The intro kicked off around 21:30, the music being equally reminiscent of Hollywood orchestral soundtracks and Nightwish synthesizers, and the cheese was already palpable. Starting off with the somewhat typical ‘instrumentalists on stage, vocalist rushing onto the stage at the last second’ type of opening, “Forever Free” from their Visions (1997) album, was the opener and apparently the fear of no warm-up was unfounded. The crowd was already electrified and energetic during the first song and a lot of fists were raised. This was partly due to Timo Kotipelto and his vigorous performance: he was mounting the stage monitors, tossing the microphone between his hands, and overall being a fun performer to watch and listen to, except on the occasions when he was standing still at the mic stand. The presence of Kainulainen is not to be understated either, since he easily towered over his former bandmates and apparently was having a blast being under the spotlights again. There were some points during the set when the audio, either from Kotipelto’s or the mixing desk’s side, was too low and as such wasn’t heard in the audience (at least upstairs), but these minor technical difficulties aside, Stratovarius showed everyone their professionalism on stage.
Timo Kotipelto’s speeches were fun to listen to, being a combination of rehearsed showmanship and boyish charm.
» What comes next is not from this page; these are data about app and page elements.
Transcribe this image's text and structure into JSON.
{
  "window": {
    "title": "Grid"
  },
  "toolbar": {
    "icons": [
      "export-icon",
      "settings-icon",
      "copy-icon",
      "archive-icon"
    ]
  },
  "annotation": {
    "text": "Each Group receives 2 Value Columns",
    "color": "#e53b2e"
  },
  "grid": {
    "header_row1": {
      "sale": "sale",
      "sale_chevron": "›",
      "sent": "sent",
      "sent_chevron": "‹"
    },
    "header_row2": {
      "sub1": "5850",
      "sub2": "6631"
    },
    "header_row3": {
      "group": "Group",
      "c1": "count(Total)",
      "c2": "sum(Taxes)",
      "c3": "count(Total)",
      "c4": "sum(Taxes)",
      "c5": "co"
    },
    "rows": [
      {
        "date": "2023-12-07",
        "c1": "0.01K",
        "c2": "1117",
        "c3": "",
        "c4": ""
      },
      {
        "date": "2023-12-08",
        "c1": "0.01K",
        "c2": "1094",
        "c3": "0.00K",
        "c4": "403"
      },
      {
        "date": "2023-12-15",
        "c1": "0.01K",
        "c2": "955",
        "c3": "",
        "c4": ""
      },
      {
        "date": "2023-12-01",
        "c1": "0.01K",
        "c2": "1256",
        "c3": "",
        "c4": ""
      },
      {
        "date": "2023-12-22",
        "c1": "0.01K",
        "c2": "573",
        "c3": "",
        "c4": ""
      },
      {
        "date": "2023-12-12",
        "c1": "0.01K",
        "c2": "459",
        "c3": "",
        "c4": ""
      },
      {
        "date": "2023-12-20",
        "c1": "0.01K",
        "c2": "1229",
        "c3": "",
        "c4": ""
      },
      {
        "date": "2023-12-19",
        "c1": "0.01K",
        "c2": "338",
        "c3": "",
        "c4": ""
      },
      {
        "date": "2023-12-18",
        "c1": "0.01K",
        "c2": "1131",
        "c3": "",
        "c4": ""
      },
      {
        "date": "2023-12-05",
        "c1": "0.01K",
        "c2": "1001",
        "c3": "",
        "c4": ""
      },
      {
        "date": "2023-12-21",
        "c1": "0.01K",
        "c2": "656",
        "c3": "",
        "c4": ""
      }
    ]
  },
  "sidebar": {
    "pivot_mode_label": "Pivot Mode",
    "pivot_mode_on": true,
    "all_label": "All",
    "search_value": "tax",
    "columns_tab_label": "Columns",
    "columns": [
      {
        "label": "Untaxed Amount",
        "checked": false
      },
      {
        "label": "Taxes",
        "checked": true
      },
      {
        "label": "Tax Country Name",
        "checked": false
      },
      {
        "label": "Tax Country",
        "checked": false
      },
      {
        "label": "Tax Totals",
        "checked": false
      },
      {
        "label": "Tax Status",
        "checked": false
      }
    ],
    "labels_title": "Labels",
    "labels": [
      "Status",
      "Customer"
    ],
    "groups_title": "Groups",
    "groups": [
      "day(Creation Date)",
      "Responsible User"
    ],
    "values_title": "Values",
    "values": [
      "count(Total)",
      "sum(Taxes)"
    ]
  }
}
Teasing their replacement bassist about his Norwegianness and scolding fans trying to take a peek at the setlist, he seemed at home on stage and interacting with the crowd. Saving the crowd-pleasers for the latter half, the ensemble reminded everyone with “Speed of Light” from Episode why the Finnish word “tiluttelu” was first born, somewhat akin to the word “shredding”, but less serious. Let’s call it “tiluting.” Making eclairs without tools would probably be possible judging by the quickness of their playing. Quoting the frontman himself, the song, “was over before it kind of even began.” Unloading “The Kiss of Judas”, “Black Diamond”, and “Hunting High and Low” during their encore, like Roman emperors, the band judged the worthiness of the audience with a show of thumbs. The thumbs remained stubbornly horizontal though, so the audience were spared sentence for their efforts at least. The show thus over, it was time to head home and reflect on the evening.
Stratovarius, with their long career and impressive discography, is a line-up with heaps of experience, but still lacks that X factor. Functional, with hit songs to spare, but boring. In a scene where a certain sense of danger and rebellion should be ever-present, Stratovarius sadly lacks this. Though Kotipelto is a good leader for the band with charm and an apparent readiness for words and the rest of the band are masterful with their instruments, they however don’t possess that certain edge that gives metal its allure, the pull of something primal and sinister. Nonetheless, Stratovarius serves as an excellent jumping-off point for the wonderful soundscape of the metal scene, with its friendly rivalries and arguments on what constitutes which genre. Welcome neophytes, pick your poison.
1. Forever Free
2. Shine in the Dark
4. My Eternal Dream
5. Distant Skies
6. Speed of Light
7. Season of Change
9. Against the Wind
11. The Kiss of Judas
12. Black Diamond
13. Hunting High and Low
Photos: Miia Collander